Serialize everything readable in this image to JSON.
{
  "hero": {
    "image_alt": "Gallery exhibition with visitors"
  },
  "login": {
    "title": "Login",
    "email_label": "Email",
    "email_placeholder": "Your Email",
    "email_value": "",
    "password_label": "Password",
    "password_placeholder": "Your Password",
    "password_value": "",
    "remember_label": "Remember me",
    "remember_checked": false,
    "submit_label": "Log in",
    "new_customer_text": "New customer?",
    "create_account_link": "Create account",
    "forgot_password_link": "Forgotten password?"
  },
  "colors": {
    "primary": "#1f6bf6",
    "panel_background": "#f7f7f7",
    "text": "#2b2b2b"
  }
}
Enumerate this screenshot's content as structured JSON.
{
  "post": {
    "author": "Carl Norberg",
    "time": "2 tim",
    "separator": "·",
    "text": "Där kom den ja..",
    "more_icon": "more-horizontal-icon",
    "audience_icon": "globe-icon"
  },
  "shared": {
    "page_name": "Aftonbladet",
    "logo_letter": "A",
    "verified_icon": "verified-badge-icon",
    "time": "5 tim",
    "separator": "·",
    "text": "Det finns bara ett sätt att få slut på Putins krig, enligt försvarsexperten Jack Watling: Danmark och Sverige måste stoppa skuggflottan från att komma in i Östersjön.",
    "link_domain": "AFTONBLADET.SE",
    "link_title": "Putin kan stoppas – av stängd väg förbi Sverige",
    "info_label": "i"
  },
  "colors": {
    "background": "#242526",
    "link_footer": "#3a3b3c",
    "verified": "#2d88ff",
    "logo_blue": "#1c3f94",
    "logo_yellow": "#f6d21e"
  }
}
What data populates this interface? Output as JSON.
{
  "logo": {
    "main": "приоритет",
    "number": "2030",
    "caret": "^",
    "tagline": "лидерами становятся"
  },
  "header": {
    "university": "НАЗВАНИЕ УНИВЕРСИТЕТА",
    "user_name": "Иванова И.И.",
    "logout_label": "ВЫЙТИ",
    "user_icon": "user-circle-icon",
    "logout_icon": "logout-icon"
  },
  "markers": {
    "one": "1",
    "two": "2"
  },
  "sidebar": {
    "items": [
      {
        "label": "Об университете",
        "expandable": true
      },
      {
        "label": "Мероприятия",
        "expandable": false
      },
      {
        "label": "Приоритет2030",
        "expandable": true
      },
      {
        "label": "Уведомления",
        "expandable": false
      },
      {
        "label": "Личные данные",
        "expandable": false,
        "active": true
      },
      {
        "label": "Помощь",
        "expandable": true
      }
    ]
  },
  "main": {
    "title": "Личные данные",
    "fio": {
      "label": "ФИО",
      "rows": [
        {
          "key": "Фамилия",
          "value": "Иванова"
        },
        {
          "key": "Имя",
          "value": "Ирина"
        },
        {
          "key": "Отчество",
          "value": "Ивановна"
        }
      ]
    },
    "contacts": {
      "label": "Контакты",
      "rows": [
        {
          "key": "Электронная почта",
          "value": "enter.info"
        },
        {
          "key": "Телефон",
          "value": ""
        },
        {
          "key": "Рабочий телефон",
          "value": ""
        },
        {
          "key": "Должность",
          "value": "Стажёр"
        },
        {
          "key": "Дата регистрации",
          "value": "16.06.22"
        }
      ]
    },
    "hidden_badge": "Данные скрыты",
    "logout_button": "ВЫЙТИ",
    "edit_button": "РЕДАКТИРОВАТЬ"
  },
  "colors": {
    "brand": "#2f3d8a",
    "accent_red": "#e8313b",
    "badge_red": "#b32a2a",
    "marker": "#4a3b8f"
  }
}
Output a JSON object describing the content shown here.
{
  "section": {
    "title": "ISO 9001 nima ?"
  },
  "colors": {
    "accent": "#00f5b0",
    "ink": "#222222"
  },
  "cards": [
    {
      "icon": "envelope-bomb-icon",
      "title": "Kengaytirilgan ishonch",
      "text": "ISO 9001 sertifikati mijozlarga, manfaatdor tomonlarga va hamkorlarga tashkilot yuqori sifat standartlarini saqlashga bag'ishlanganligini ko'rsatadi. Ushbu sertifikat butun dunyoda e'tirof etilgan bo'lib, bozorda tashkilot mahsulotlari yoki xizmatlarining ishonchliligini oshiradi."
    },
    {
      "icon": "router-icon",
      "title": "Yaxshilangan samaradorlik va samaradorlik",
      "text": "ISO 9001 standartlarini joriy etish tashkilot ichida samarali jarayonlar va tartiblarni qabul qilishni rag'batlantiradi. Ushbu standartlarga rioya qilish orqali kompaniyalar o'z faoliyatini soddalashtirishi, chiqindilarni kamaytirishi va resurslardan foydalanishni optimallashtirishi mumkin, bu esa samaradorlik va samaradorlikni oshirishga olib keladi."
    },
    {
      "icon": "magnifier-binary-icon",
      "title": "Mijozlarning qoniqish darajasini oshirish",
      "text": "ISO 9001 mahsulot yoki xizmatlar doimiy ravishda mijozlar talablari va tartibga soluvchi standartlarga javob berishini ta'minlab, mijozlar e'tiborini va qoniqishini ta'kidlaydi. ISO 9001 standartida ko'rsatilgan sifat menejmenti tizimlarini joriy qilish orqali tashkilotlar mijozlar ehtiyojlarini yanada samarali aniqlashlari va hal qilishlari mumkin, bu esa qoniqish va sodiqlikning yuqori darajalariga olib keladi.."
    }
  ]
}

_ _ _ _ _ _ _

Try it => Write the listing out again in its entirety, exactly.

Completed task =>
Serialize everything readable in this image to JSON.
{
  "hero": {
    "image_alt": "Gallery exhibition with visitors"
  },
  "login": {
    "title": "Login",
    "email_label": "Email",
    "email_placeholder": "Your Email",
    "email_value": "",
    "password_label": "Password",
    "password_placeholder": "Your Password",
    "password_value": "",
    "remember_label": "Remember me",
    "remember_checked": false,
    "submit_label": "Log in",
    "new_customer_text": "New customer?",
    "create_account_link": "Create account",
    "forgot_password_link": "Forgotten password?"
  },
  "colors": {
    "primary": "#1f6bf6",
    "panel_background": "#f7f7f7",
    "text": "#2b2b2b"
  }
}
Enumerate this screenshot's content as structured JSON.
{
  "post": {
    "author": "Carl Norberg",
    "time": "2 tim",
    "separator": "·",
    "text": "Där kom den ja..",
    "more_icon": "more-horizontal-icon",
    "audience_icon": "globe-icon"
  },
  "shared": {
    "page_name": "Aftonbladet",
    "logo_letter": "A",
    "verified_icon": "verified-badge-icon",
    "time": "5 tim",
    "separator": "·",
    "text": "Det finns bara ett sätt att få slut på Putins krig, enligt försvarsexperten Jack Watling: Danmark och Sverige måste stoppa skuggflottan från att komma in i Östersjön.",
    "link_domain": "AFTONBLADET.SE",
    "link_title": "Putin kan stoppas – av stängd väg förbi Sverige",
    "info_label": "i"
  },
  "colors": {
    "background": "#242526",
    "link_footer": "#3a3b3c",
    "verified": "#2d88ff",
    "logo_blue": "#1c3f94",
    "logo_yellow": "#f6d21e"
  }
}
What data populates this interface? Output as JSON.
{
  "logo": {
    "main": "приоритет",
    "number": "2030",
    "caret": "^",
    "tagline": "лидерами становятся"
  },
  "header": {
    "university": "НАЗВАНИЕ УНИВЕРСИТЕТА",
    "user_name": "Иванова И.И.",
    "logout_label": "ВЫЙТИ",
    "user_icon": "user-circle-icon",
    "logout_icon": "logout-icon"
  },
  "markers": {
    "one": "1",
    "two": "2"
  },
  "sidebar": {
    "items": [
      {
        "label": "Об университете",
        "expandable": true
      },
      {
        "label": "Мероприятия",
        "expandable": false
      },
      {
        "label": "Приоритет2030",
        "expandable": true
      },
      {
        "label": "Уведомления",
        "expandable": false
      },
      {
        "label": "Личные данные",
        "expandable": false,
        "active": true
      },
      {
        "label": "Помощь",
        "expandable": true
      }
    ]
  },
  "main": {
    "title": "Личные данные",
    "fio": {
      "label": "ФИО",
      "rows": [
        {
          "key": "Фамилия",
          "value": "Иванова"
        },
        {
          "key": "Имя",
          "value": "Ирина"
        },
        {
          "key": "Отчество",
          "value": "Ивановна"
        }
      ]
    },
    "contacts": {
      "label": "Контакты",
      "rows": [
        {
          "key": "Электронная почта",
          "value": "enter.info"
        },
        {
          "key": "Телефон",
          "value": ""
        },
        {
          "key": "Рабочий телефон",
          "value": ""
        },
        {
          "key": "Должность",
          "value": "Стажёр"
        },
        {
          "key": "Дата регистрации",
          "value": "16.06.22"
        }
      ]
    },
    "hidden_badge": "Данные скрыты",
    "logout_button": "ВЫЙТИ",
    "edit_button": "РЕДАКТИРОВАТЬ"
  },
  "colors": {
    "brand": "#2f3d8a",
    "accent_red": "#e8313b",
    "badge_red": "#b32a2a",
    "marker": "#4a3b8f"
  }
}
Output a JSON object describing the content shown here.
{
  "section": {
    "title": "ISO 9001 nima ?"
  },
  "colors": {
    "accent": "#00f5b0",
    "ink": "#222222"
  },
  "cards": [
    {
      "icon": "envelope-bomb-icon",
      "title": "Kengaytirilgan ishonch",
      "text": "ISO 9001 sertifikati mijozlarga, manfaatdor tomonlarga va hamkorlarga tashkilot yuqori sifat standartlarini saqlashga bag'ishlanganligini ko'rsatadi. Ushbu sertifikat butun dunyoda e'tirof etilgan bo'lib, bozorda tashkilot mahsulotlari yoki xizmatlarining ishonchliligini oshiradi."
    },
    {
      "icon": "router-icon",
      "title": "Yaxshilangan samaradorlik va samaradorlik",
      "text": "ISO 9001 standartlarini joriy etish tashkilot ichida samarali jarayonlar va tartiblarni qabul qilishni rag'batlantiradi. Ushbu standartlarga rioya qilish orqali kompaniyalar o'z faoliyatini soddalashtirishi, chiqindilarni kamaytirishi va resurslardan foydalanishni optimallashtirishi mumkin, bu esa samaradorlik va samaradorlikni oshirishga olib keladi."
    },
    {
      "icon": "magnifier-binary-icon",
      "title": "Mijozlarning qoniqish darajasini oshirish",
      "text": "ISO 9001 mahsulot yoki xizmatlar doimiy ravishda mijozlar talablari va tartibga soluvchi standartlarga javob berishini ta'minlab, mijozlar e'tiborini va qoniqishini ta'kidlaydi. ISO 9001 standartida ko'rsatilgan sifat menejmenti tizimlarini joriy qilish orqali tashkilotlar mijozlar ehtiyojlarini yanada samarali aniqlashlari va hal qilishlari mumkin, bu esa qoniqish va sodiqlikning yuqori darajalariga olib keladi.."
    }
  ]
}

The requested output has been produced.